A number of considerations:
Yes, a SSH server exposed to the Internet is going to be subject to incessant, large-scale brute-force attacks. At the very least you need some defense like Fail2ban or CSF-LFD. This will quickly ban offending IP addresses at firewall level.
Without this protection, and even if you have a strong password, your server will have to fend off the attacks, creating unnecessary load and waste of bandwidth. Think hundreds, maybe thousands of simultaneous attacks.
You can use a non-standard port for the SSH server, you will still get probes but fewer of them.
Maybe a better solution is to set up port knocking. The trick is to make the port open only to those who know the right combination.
If your home network has a static WAN IP address, then you could restrict the SSH server to predetermined, whitelisted hosts.
Another technique if you have a static/stable IP address is to do reverse SSH: instead of connecting to the server, let the server call 'home'. Use
autossh so that the connection is automatically restored between reboots or network outages.
However it seems to me that a VPN is a better alternative.
OpenVPN can run in UDP, or TCP, or both. I believe UDP is the default, and UDP is more difficult to scan (see nmap manual regarding UDP scanning), and most attacks focus on TCP services.
Which does not mean UDP cannot be a danger: just think of DNS or NTP reflection attacks.
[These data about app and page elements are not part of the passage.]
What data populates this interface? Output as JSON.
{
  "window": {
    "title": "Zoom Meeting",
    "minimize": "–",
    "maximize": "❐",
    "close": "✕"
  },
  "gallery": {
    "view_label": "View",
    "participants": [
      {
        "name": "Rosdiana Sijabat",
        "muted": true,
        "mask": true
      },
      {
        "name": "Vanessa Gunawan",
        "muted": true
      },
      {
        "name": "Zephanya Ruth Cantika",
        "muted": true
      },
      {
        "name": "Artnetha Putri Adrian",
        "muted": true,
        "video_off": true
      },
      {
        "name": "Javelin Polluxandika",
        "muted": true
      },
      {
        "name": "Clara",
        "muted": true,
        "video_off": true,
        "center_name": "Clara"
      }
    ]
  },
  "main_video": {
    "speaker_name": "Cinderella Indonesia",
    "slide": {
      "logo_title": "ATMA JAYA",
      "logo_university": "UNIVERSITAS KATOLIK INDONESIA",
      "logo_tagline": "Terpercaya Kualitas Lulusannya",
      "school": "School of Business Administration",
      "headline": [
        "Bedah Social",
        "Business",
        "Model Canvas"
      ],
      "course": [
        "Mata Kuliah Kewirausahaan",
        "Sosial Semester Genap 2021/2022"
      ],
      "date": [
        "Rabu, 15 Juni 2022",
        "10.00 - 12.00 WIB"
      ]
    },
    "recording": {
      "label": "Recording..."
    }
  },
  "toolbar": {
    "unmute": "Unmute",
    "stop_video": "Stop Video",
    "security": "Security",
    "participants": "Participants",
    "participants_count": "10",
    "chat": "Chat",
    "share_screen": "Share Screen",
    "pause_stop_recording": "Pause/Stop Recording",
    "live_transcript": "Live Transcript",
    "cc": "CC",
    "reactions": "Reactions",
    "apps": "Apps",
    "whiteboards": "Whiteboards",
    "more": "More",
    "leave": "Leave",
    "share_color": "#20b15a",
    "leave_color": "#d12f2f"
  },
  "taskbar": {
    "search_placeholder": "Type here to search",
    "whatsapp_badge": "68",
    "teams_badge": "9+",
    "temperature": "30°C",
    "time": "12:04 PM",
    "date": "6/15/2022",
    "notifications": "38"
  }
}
Here you are, now you can combine several techniques, for example OpenVPN with port knocking and you have a setup that is quite stealth. If you don't want the hassle of installing a VPN and prefer to stick to the already-installed SSH the same steps can be used to protect your server.